By Stacy M. Brown | NNPA Newswire Senior National Correspondent

(NNPA) – Part 2 in a series.

The National Newspaper Publishers Association (NNPA), the trade association of the 230-plus Black-owned newspapers and media companies that comprise the Black Press of America, is poised to observe the 195th anniversary of the birth of Freedom’s Journal and the Black Press.

An informative and entertaining convention kicks off at the Hilton Riverside Hotel on June 22 in New Orleans with the theme, “195 Years of the Black Press: Amplifying our Voices for Freedom, Justice, Equality, and Equity.”

NNPA Newswire has embarked on four-part series featuring some of its most dedicated consumers ahead of the convention.

Already during the series, readers and other consumers have shared why the Black Press remains vital after 195 years.

In Part II, they’ve asserted what they’d like to see from the Black Press today and in the years and decades ahead.

“I would like to see the Black Press continue moving and growing forward,” said Joni King, who has championed NNPA’s live morning show, Let It Be Known, since its inception in January 2021.

Artist Jacoby Jelks, who once appeared on an NNPA livestream, wants the Black Press to expand to other mediums.

“From now on, I would like to see the Black Press continue to grow. This could be in the form of owning television stations, podcasts, digital apps, media companies, and marketing solutions to guarantee visibility that challenges the outdated mainstream’s longstanding narratives that are sometimes stereotypical when concerning black culture,” Jelks stated.

Michelle Madison, who subscribes to, said the onslaught of social media has made it challenging in many ways, “with more and more people receiving much of their news via the internet.”

However, Madison offered her belief in a “two-fold method.”

“First, there needs to be a contrived effort to attract people to purchasing, subscribing, and reading actual newspapers,” Madison insisted.

“Second, there needs to be a focus on addressing those that rely mainly on social media for their news. Based on my own informal research, many baby boomers and millennials seldom purchase newspapers.”
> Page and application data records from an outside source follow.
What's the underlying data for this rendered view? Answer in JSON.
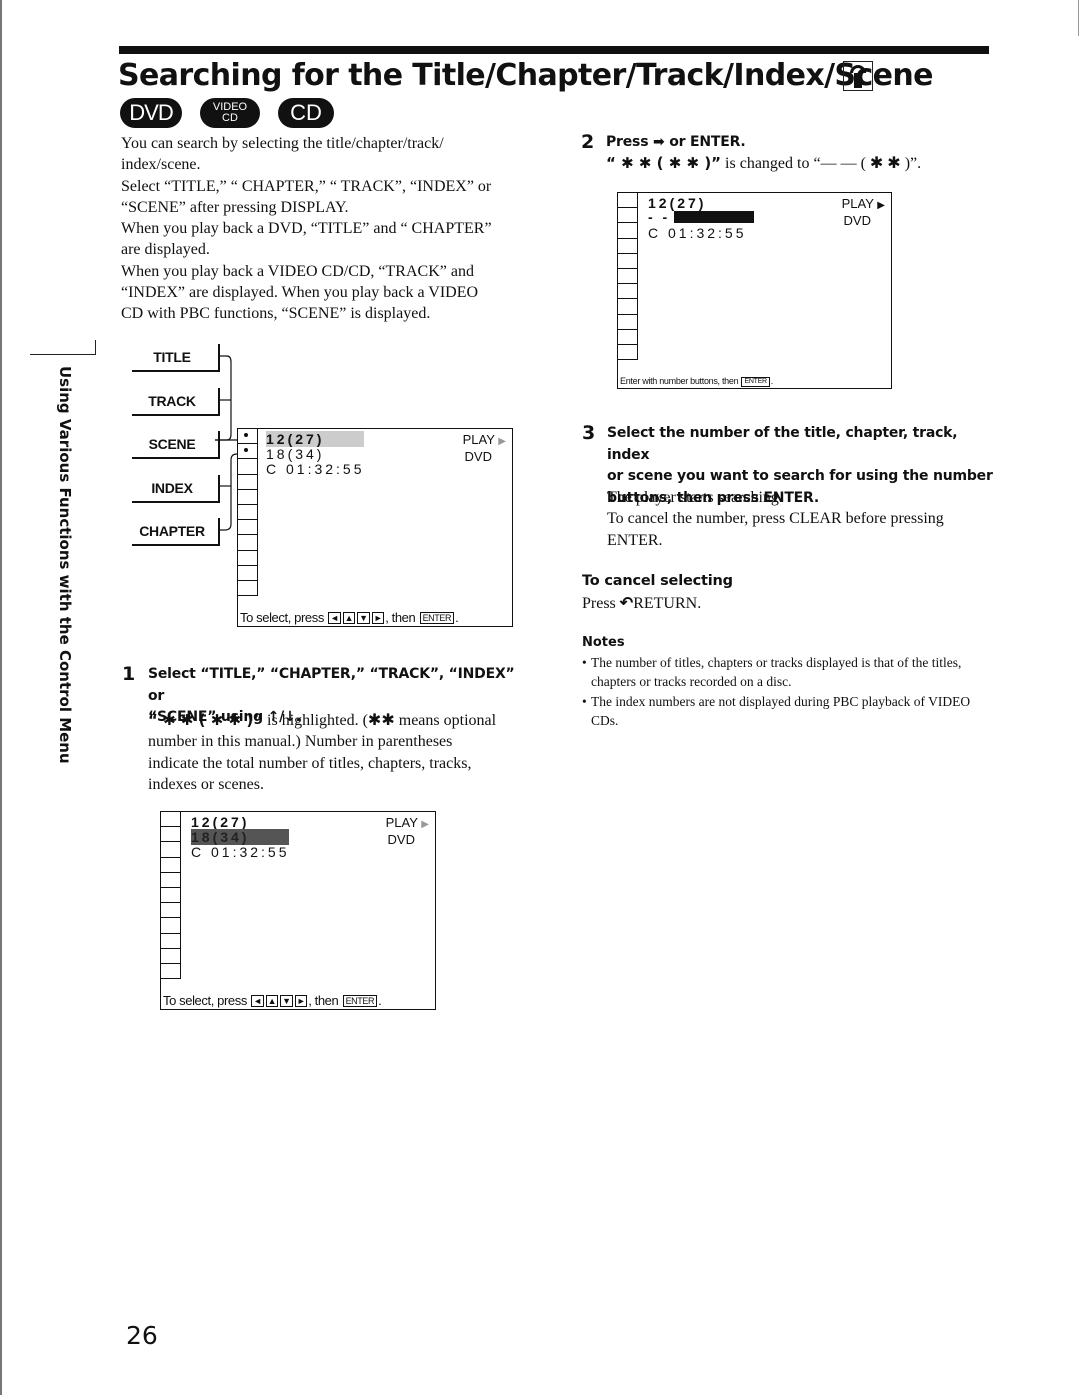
{
  "header": {
    "title": "Searching for the Title/Chapter/Track/Index/Scene",
    "title_icon": "remote-control-icon",
    "disc_badges": [
      {
        "label": "DVD",
        "icon": "dvd-badge-icon"
      },
      {
        "label_top": "VIDEO",
        "label_bottom": "CD",
        "icon": "video-cd-badge-icon"
      },
      {
        "label": "CD",
        "icon": "cd-badge-icon"
      }
    ]
  },
  "side_tab": {
    "label": "Using Various Functions with the Control Menu"
  },
  "intro": {
    "lines": [
      "You can search by selecting the title/chapter/track/",
      "index/scene.",
      "Select “TITLE,” “ CHAPTER,” “ TRACK”, “INDEX” or",
      "“SCENE” after pressing DISPLAY.",
      "When you play back a DVD,  “TITLE” and “ CHAPTER”",
      "are displayed.",
      "When you play back a VIDEO CD/CD,  “TRACK” and",
      "“INDEX” are displayed.  When you play back a VIDEO",
      "CD with PBC functions, “SCENE” is displayed."
    ]
  },
  "menu_labels": [
    "TITLE",
    "TRACK",
    "SCENE",
    "INDEX",
    "CHAPTER"
  ],
  "osd_common": {
    "line1": "12(27)",
    "line2": "18(34)",
    "line3": "C 01:32:55",
    "play": "PLAY",
    "play_icon": "▶",
    "disc": "DVD",
    "footer_prefix": "To select, press",
    "footer_keys": [
      "◄",
      "▲",
      "▼",
      "►"
    ],
    "footer_then": ", then",
    "footer_enter": "ENTER",
    "footer_end": "."
  },
  "osd_step2": {
    "line1": "12(27)",
    "line2": "- -",
    "line3": "C 01:32:55",
    "play": "PLAY",
    "disc": "DVD",
    "footer_text": "Enter with number buttons, then",
    "footer_enter": "ENTER",
    "footer_end": "."
  },
  "step1": {
    "number": "1",
    "heading_line1": "Select “TITLE,” “CHAPTER,” “TRACK”, “INDEX” or",
    "heading_line2": "“SCENE” using ↑/↓.",
    "body_ast": "“ ✱ ✱ ( ✱ ✱ )”",
    "body_line1_rest": " is highlighted.  (✱✱ means optional",
    "body_lines": [
      "number in this manual.)  Number in parentheses",
      "indicate the total number of titles, chapters, tracks,",
      "indexes or scenes."
    ]
  },
  "step2": {
    "number": "2",
    "heading": "Press ➡ or ENTER.",
    "body_from": "“ ✱ ✱ ( ✱ ✱ )”",
    "body_mid": " is changed to “— — ( ✱ ✱ )”."
  },
  "step3": {
    "number": "3",
    "heading_lines": [
      "Select the number of the title, chapter, track, index",
      "or scene you want to search for using the number",
      "buttons, then press ENTER."
    ],
    "body_lines": [
      "The player starts searching.",
      "To cancel the number, press CLEAR before pressing",
      "ENTER."
    ]
  },
  "cancel": {
    "heading": "To cancel selecting",
    "text_prefix": "Press ",
    "return_icon": "↶",
    "text_suffix": "RETURN."
  },
  "notes": {
    "heading": "Notes",
    "items": [
      "The number of titles, chapters or tracks displayed is that of the titles, chapters or tracks recorded on a disc.",
      "The index numbers are not displayed during PBC playback of VIDEO CDs."
    ]
  },
  "page_number": "26"
}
Madison continued:

“Typically, these groups are more inclined to subscribe to an online news service. However, I know of people in the age range of 50 and older who purchase newspapers and support Black media.

“However, that group is waning. The Black Press must make a concerted effort to attract them. Also, the readers should feel that their voice is being heard. I believe that this could be achieved by proactively incorporating millennials and generation X into the editorial content and staff of Black newspapers.”

She concluded that the Black Press “must aggressively seek advertisers and subscribers that are not afraid to hear the truth, according to Black people.”

Subscriber David Youngblood added that the Black Press should employ younger reports and storytellers of all ages.

“I would like to see more voices challenge my progressive beliefs,” Youngblood asserted. “I would like to see more history lessons and more interviews with members of Congress.”

Youngblood encouraged the Black Press to continue efforts to bring subject matter experts on programs like Let It Be Known.

“I’d like to see a brief feature of each newspaper every day where they tell us what’s in the news in their specific city,” he said.

“Not just crime and violence, but local good news with local people.”

Entrepreneur Ashley King said she’d like the Black Press to include other marginalized voices in its coverage.

“Particularly other races and those with disabilities,” King stated. “I would also like for us to highlight more positive stories of those in the majority that help, support, and propel the Black voice,” she stated.

Chenadra Washington of the Washington International PR Firm admitted that it wasn’t until recently that she discovered the value of the Black Press.

“I am 35, and I texted a few friends, and they didn’t know anything about BlackPressUSA,” Washington said.

“With that, more brand awareness is needed, especially for generations younger than me.”

For decades, Isiah Gamble said he’d been a consumer of such Black Press jewels as The Amsterdam News, Philadelphia Tribune, and the AFRO.

He said he’d passed that appreciation down to his grandchildren, who regularly peruse the pages of the Black Press.

“I feel sorry for those who say they don’t know the Black Press,” Gamble remarked.

“I feel sorry because they should be ashamed. The Black Press is an institution like no other.

“Sure, having younger voices move in is always a good idea for any business, but if you’re paying attention to the Black Press and not the hustle and fake stuff put out by other news organizations, you’d know that the Black Press speaks to all of us, young and old, male, and female, poor and wealthy.”

Gamble concluded:

“I believe the one-piece missing is that the Black Press should look into being more visible at events like the Essence Festival, the Jamaican and Puerto Rican parades, and even going over to Europe and sharing their stories there.”

The NNPA’s convention and the celebration of the 195th anniversary of the Black Press is open to the public. For great hotel rates and tickets to some of the signature events at the convention, visit

The National Newspaper Publishers Association (NNPA), known as the Black Press of America, is the federation of more than 200 Black community newspapers in the United States.